### The data

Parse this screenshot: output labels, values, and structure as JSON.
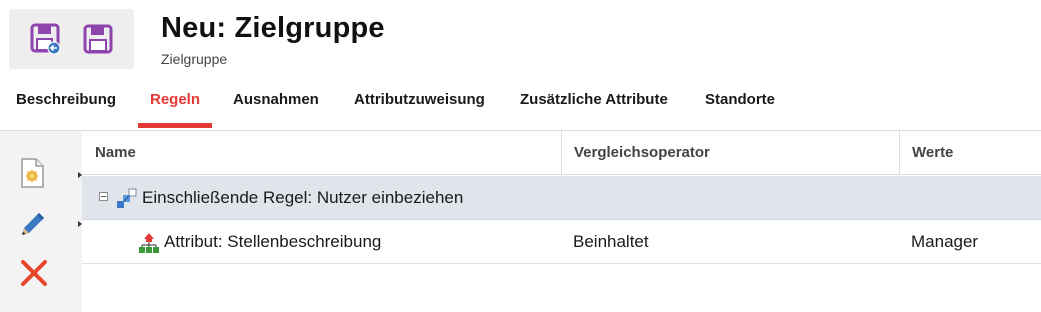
{
  "header": {
    "title": "Neu: Zielgruppe",
    "subtitle": "Zielgruppe"
  },
  "toolbar": {
    "buttons": [
      {
        "icon": "save-and-return-icon"
      },
      {
        "icon": "save-icon"
      }
    ]
  },
  "tabs": [
    {
      "label": "Beschreibung",
      "active": false
    },
    {
      "label": "Regeln",
      "active": true
    },
    {
      "label": "Ausnahmen",
      "active": false
    },
    {
      "label": "Attributzuweisung",
      "active": false
    },
    {
      "label": "Zusätzliche Attribute",
      "active": false
    },
    {
      "label": "Standorte",
      "active": false
    }
  ],
  "side_actions": [
    {
      "icon": "new-document-icon",
      "has_menu": true
    },
    {
      "icon": "edit-pencil-icon",
      "has_menu": true
    },
    {
      "icon": "delete-x-icon",
      "has_menu": false
    }
  ],
  "grid": {
    "columns": [
      "Name",
      "Vergleichsoperator",
      "Werte"
    ],
    "group": {
      "label": "Einschließende Regel: Nutzer einbeziehen",
      "expanded": true
    },
    "rows": [
      {
        "name": "Attribut: Stellenbeschreibung",
        "operator": "Beinhaltet",
        "value": "Manager"
      }
    ]
  },
  "colors": {
    "accent": "#e53935",
    "group_row_bg": "#dfe5ea",
    "save_icon": "#8e44ad"
  }
}
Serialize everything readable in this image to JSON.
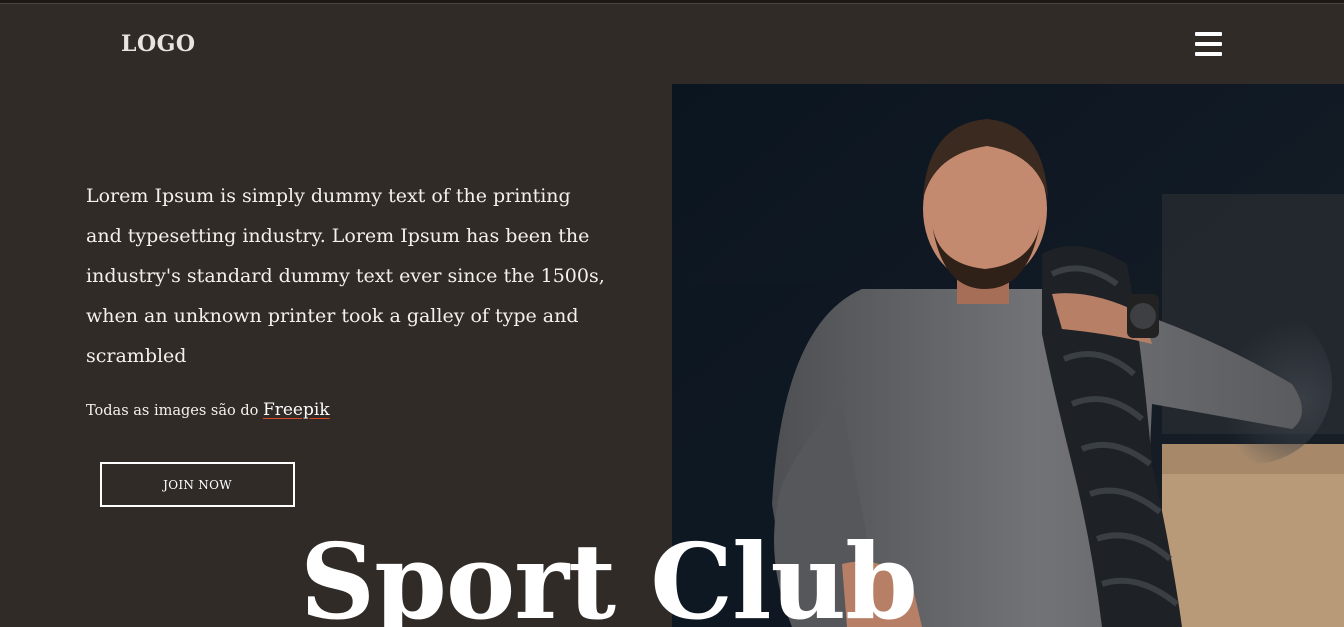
{
  "header": {
    "logo": "LOGO",
    "menu_icon": "hamburger-menu-icon"
  },
  "hero": {
    "description": "Lorem Ipsum is simply dummy text of the printing and typesetting industry. Lorem Ipsum has been the industry's standard dummy text ever since the 1500s, when an unknown printer took a galley of type and scrambled",
    "credit_prefix": "Todas as images são do",
    "credit_link": "Freepik",
    "cta_label": "JOIN NOW",
    "title": "Sport Club",
    "image_subject": "athlete-with-battle-rope"
  },
  "colors": {
    "background": "#312b28",
    "text": "#ffffff",
    "link_underline": "#d64a2a"
  }
}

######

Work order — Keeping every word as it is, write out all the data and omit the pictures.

Task response —
Parse this screenshot: output labels, values, and structure as JSON.
{
  "header": {
    "title": "Neu: Zielgruppe",
    "subtitle": "Zielgruppe"
  },
  "toolbar": {
    "buttons": [
      {
        "icon": "save-and-return-icon"
      },
      {
        "icon": "save-icon"
      }
    ]
  },
  "tabs": [
    {
      "label": "Beschreibung",
      "active": false
    },
    {
      "label": "Regeln",
      "active": true
    },
    {
      "label": "Ausnahmen",
      "active": false
    },
    {
      "label": "Attributzuweisung",
      "active": false
    },
    {
      "label": "Zusätzliche Attribute",
      "active": false
    },
    {
      "label": "Standorte",
      "active": false
    }
  ],
  "side_actions": [
    {
      "icon": "new-document-icon",
      "has_menu": true
    },
    {
      "icon": "edit-pencil-icon",
      "has_menu": true
    },
    {
      "icon": "delete-x-icon",
      "has_menu": false
    }
  ],
  "grid": {
    "columns": [
      "Name",
      "Vergleichsoperator",
      "Werte"
    ],
    "group": {
      "label": "Einschließende Regel: Nutzer einbeziehen",
      "expanded": true
    },
    "rows": [
      {
        "name": "Attribut: Stellenbeschreibung",
        "operator": "Beinhaltet",
        "value": "Manager"
      }
    ]
  },
  "colors": {
    "accent": "#e53935",
    "group_row_bg": "#dfe5ea",
    "save_icon": "#8e44ad"
  }
}
Serialize everything readable in this image to JSON.
{
  "header": {
    "logo": "LOGO",
    "menu_icon": "hamburger-menu-icon"
  },
  "hero": {
    "description": "Lorem Ipsum is simply dummy text of the printing and typesetting industry. Lorem Ipsum has been the industry's standard dummy text ever since the 1500s, when an unknown printer took a galley of type and scrambled",
    "credit_prefix": "Todas as images são do",
    "credit_link": "Freepik",
    "cta_label": "JOIN NOW",
    "title": "Sport Club",
    "image_subject": "athlete-with-battle-rope"
  },
  "colors": {
    "background": "#312b28",
    "text": "#ffffff",
    "link_underline": "#d64a2a"
  }
}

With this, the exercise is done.